The interview continued. Two coroners came through the open door. I waited around for everyone to clear out, then went to get my lip fixed. By the time I got back to our street, it was almost dawn. Next door, I looked in on you in Irena’s den. You were lying on her pullout couch under a pile of blankets. Tommy, you’re easy to miss when you’re asleep. Your brother takes up a lot of space; he’s all limbs, like a sweet little squid. But, Tommy, you curl into an impossibly tight ball.
Poochini came over to me, and I scratched him between the ears. I asked Irena in a whisper, “How were they?”
She shook her head. “It took them a long time to fall asleep.”
I threw back a corner of one of the blankets and risked waking you to kiss your foreheads. Neither of you stirred. As Irena turned back to the hall, I wished her a good night, then sat on the arm of the sofa, and watched you sleep for a while, too wired to do so myself.
Martinique, Two Days Later
The man I’d killed had been an intruder in our home; I felt no legal obligation to the situation other than to submit to an interview as I’d done on the scene. But I wasn’t sure the cops would see it the same way, so we’d left the United States on a set of fake passports that my father’s friend Mr. Ali had prepared for me a few years earlier in case of an emergency. I hope that nothing about your adult lives will require you to be as paranoid as I was. The clerk at the Jumbo Car rental desk asked how my day was going, then looked up at me from his console. The smile slid from his face when he saw my stitches and the bruise in full bloom on my cheekbone.
I briefly took off my sunglasses so the clerk could compare my face to the one in the photo. The name on the license I gave the clerk matched my passport: Monica Williams. He used that name as he handed back my paperwork, and I glanced down at you two. Your French was good enough to have understood him, but you seemed oblivious to the new name.
Outside, you climbed into the backseat of a sporty-looking red Peugeot with Poochini; the clerk had given me a free upgrade to a larger car.

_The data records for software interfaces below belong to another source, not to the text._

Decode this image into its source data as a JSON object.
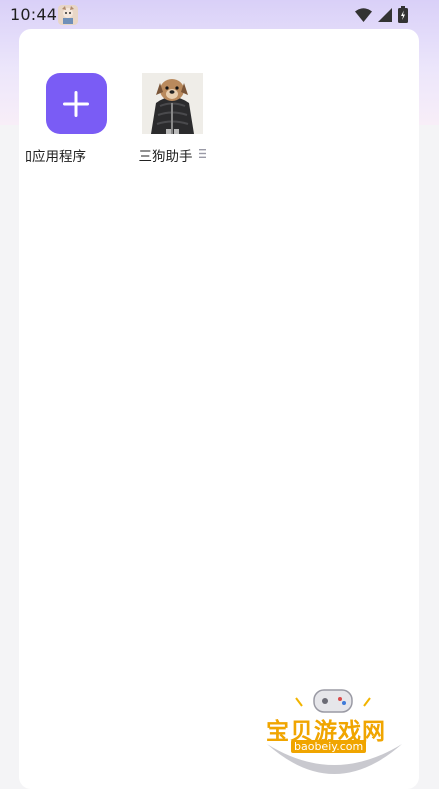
{
  "status_bar": {
    "time": "10:44",
    "icons": [
      "wifi-icon",
      "signal-icon",
      "battery-icon"
    ]
  },
  "apps": [
    {
      "label": "添加应用程序",
      "icon": "plus-icon",
      "icon_bg": "#7a5cf5"
    },
    {
      "label": "三狗助手",
      "icon": "dog-photo",
      "has_menu": true
    }
  ],
  "watermark": {
    "cn": "宝贝游戏网",
    "domain": "baobeiy.com"
  },
  "colors": {
    "accent": "#7a5cf5",
    "header_gradient_top": "#d9d0f8"
  }
}
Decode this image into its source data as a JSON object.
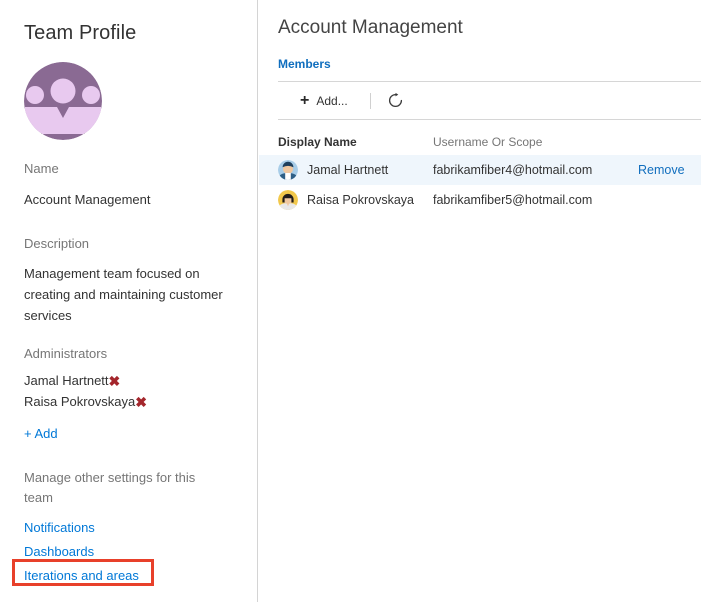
{
  "left_panel": {
    "title": "Team Profile",
    "avatar_icon": "team-group-icon",
    "avatar_bg_color": "#8a6a93",
    "avatar_fg_color": "#e8c9ef",
    "name_label": "Name",
    "name_value": "Account Management",
    "description_label": "Description",
    "description_value": "Management team focused on creating and maintaining customer services",
    "administrators_label": "Administrators",
    "administrators": [
      {
        "name": "Jamal Hartnett",
        "remove_icon": "remove-x-icon"
      },
      {
        "name": "Raisa Pokrovskaya",
        "remove_icon": "remove-x-icon"
      }
    ],
    "add_admin_label": "+ Add",
    "manage_text": "Manage other settings for this team",
    "settings_links": [
      {
        "label": "Notifications",
        "highlighted": false
      },
      {
        "label": "Dashboards",
        "highlighted": false
      },
      {
        "label": "Iterations and areas",
        "highlighted": true
      }
    ],
    "highlight_color": "#e8402a",
    "link_color": "#0078d7",
    "label_color": "#767676",
    "remove_x_color": "#a4262c"
  },
  "right_panel": {
    "section_title": "Account Management",
    "tab_label": "Members",
    "tab_color": "#106ebe",
    "toolbar": {
      "add_icon": "plus-icon",
      "add_label": "Add...",
      "refresh_icon": "refresh-icon"
    },
    "table": {
      "columns": [
        "Display Name",
        "Username Or Scope",
        ""
      ],
      "rows": [
        {
          "avatar": "user-avatar-male",
          "display_name": "Jamal Hartnett",
          "username": "fabrikamfiber4@hotmail.com",
          "action": "Remove",
          "selected": true
        },
        {
          "avatar": "user-avatar-female",
          "display_name": "Raisa Pokrovskaya",
          "username": "fabrikamfiber5@hotmail.com",
          "action": "",
          "selected": false
        }
      ],
      "selected_row_bg": "#eff6fc"
    }
  }
}
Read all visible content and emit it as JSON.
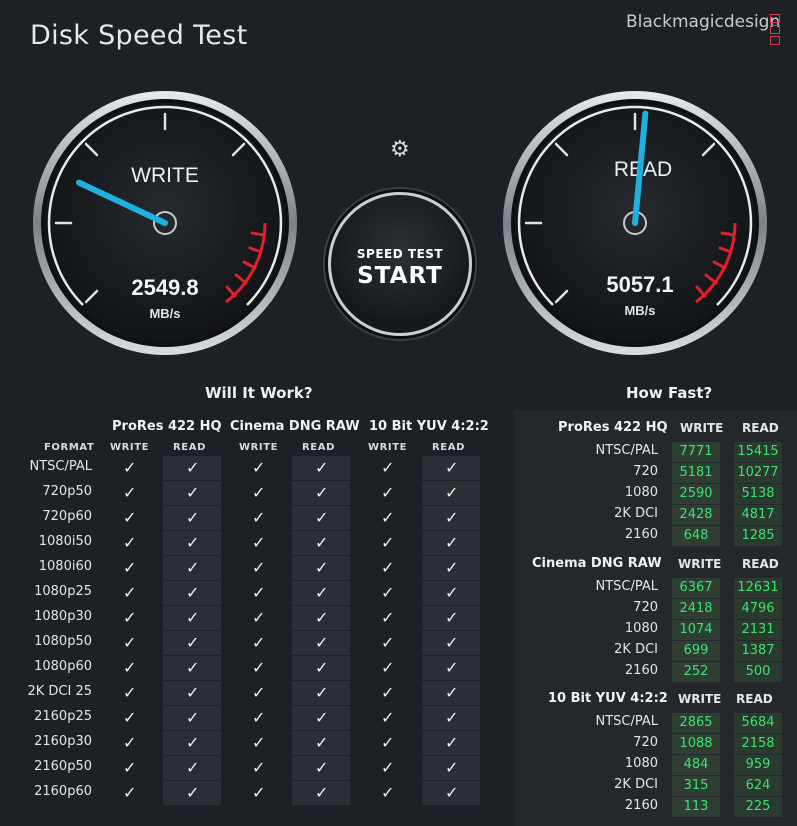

I loaded our luggage into the trunk, then started up the engine.
Martinique’s airport is in Le Lamentin, an industrial district, and as we sped along a factory-lined highway, I told you about the day you were born. That day we’d driven along the same road; I pointed out the window to the spot where my mother and I’d been forced to pull over when her old truck had run out of gas. We’d ended up having to hitch a ride to the maternity hospital, ten miles away. All that had happened because truck drivers for the oil refinery on the island had been on strike, refusing to deliver to any of the gas stations. On strike—it’s a very French country. When they call it an overseas department they mean it.